Central California Conference
• Total of 24 churches with 18 pastors; organized the first Hmong church in the NAD
• Operated a food bank and distributed GLOW tracks in the Bay Area
• Established Behold Ministries and Sabbath evangelistic meetings reaching a weekly audience of over 1,000
• Tongan Ministry lay training and Youth Ministries collaboration with Samoan churches
• Filipino/Ilocano livestreams reach mainland audience and Pacific and Caribbean islands
Northern California Conference
• Organized three new language churches in Sacramento: Tongan, Indonesian, and Fijian (first in the NAD)
• Annual Christmas outreach programs and Vacation Bible School serving 100+ children
• Community and online evangelism initiatives mobilized through 10 small groups; distributed 10,000 pieces of literature
Southern California Conference
• Organized a Mongolian mission group and three companies: Cantonese, Filipino, and an international congregation
• Strategic positioning of the APM Region ministry aimed at seven anchors
Southeastern California Conference
• Annual tithe increase totaling $50.8 million, 599 baptisms, 32 churches, two companies, and nine mission groups
• Added one Korean and two Indonesian churches and one Tongan mission group
• 65% involvement in mission trips to home countries, including a medical/dental mission to Haiti; conducted a Reformation Tour for pastors and a leadership convention for the youth
• Developed Post-baptism Syllabus study series that involves local church leaders as facilitators and engages new members in fellowship
The U.S. Asian population grew more than 82% in the past 20 years and is projected to comprise 36% of all immigrants by 2050, to top other ethnic groups.
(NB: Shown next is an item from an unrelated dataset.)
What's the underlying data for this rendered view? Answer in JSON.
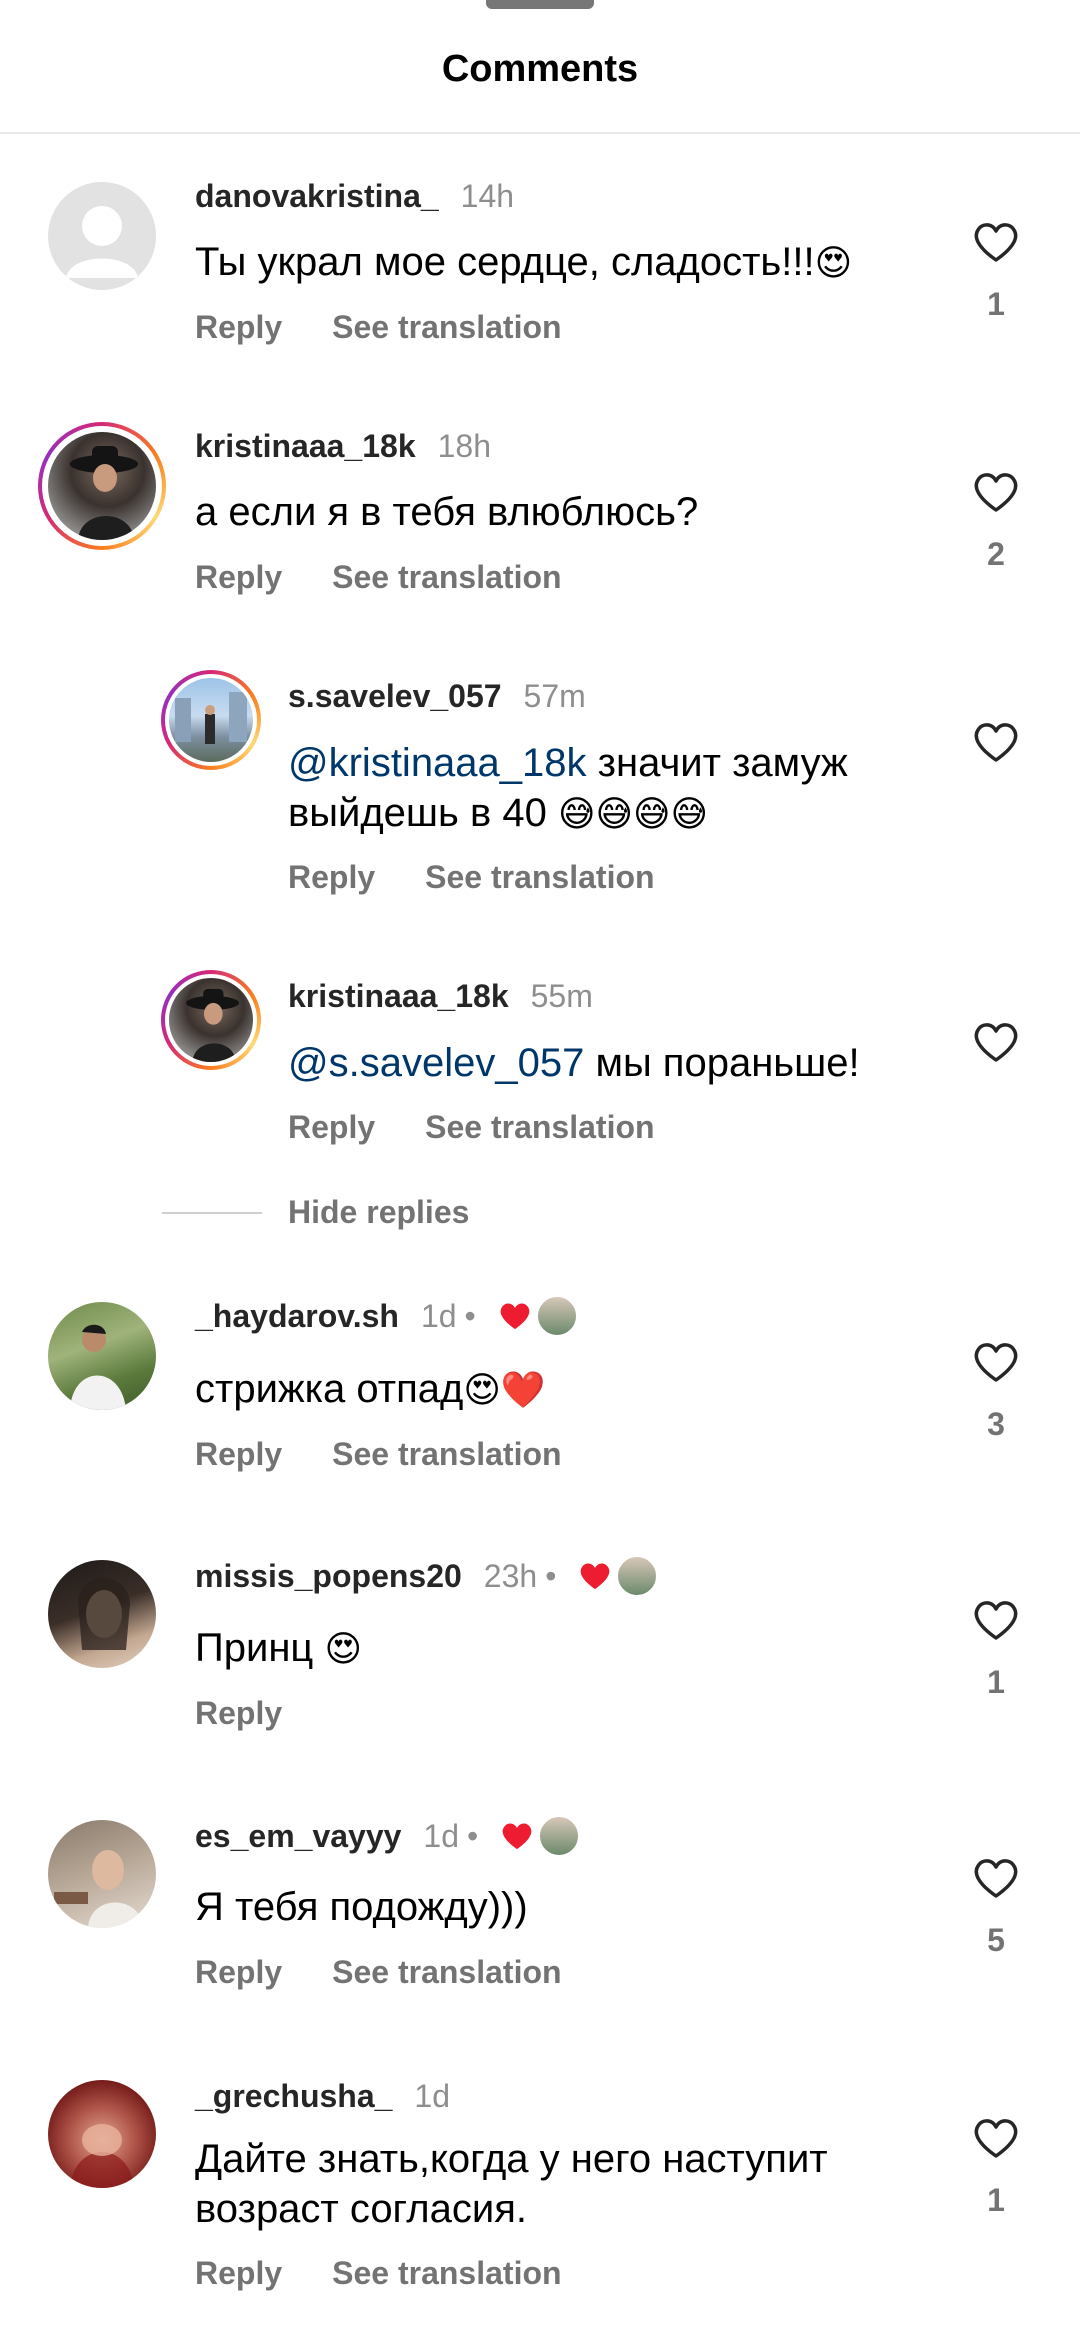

Pastor Arreola believes the prophetic missional focus of APM will continue to be the outreach to burgeoning people groups in North America. “If we were quick in discerning the opening providences of God, we should be able to see in the multiplying opportunities to reach many foreigners in America a divinely appointed means of rapidly extending the third angel’s message into all the nations of earth” (Ellen G. White, Review and Herald, Oct. 29, 1914).
To support PUC strategic growth through 2025, APM will expand language groups church planting through the NADEI ACTS residency, youth and lay-pastoral leadership pipeline development, post-modern post-millennial generational ministries, and Innovative Social Medial Evangelism (TMI Is Me) personal-virtual platforms.
By God’s grace, APM will continue to trailblaze in mission as PUC remains the largest AAPI frontier, with 7.8 million people residing within its territory. The prayer is to establish five congregations in new languages, increase 20% overall membership, and 5% tithe impact year on year.
At APM we closely identify with the session theme of “So Send I You.” We are convinced that God is calling all of us to be His witnesses, and for us particularly this means reaching out to the Asian and Pacific peoples around us. For this reason, the image of the Good Shepherd is compelling, as we work with Him as His under-shepherds to lead others to become part of His flock, following His voice. We commit ourselves again to doing just this, full of joy to be part of this work of calling others to come to the Good Shepherd. “When he has brought out all his own, he goes on ahead of them, and his sheep follow him because they know his voice” (John 10:4, NIV).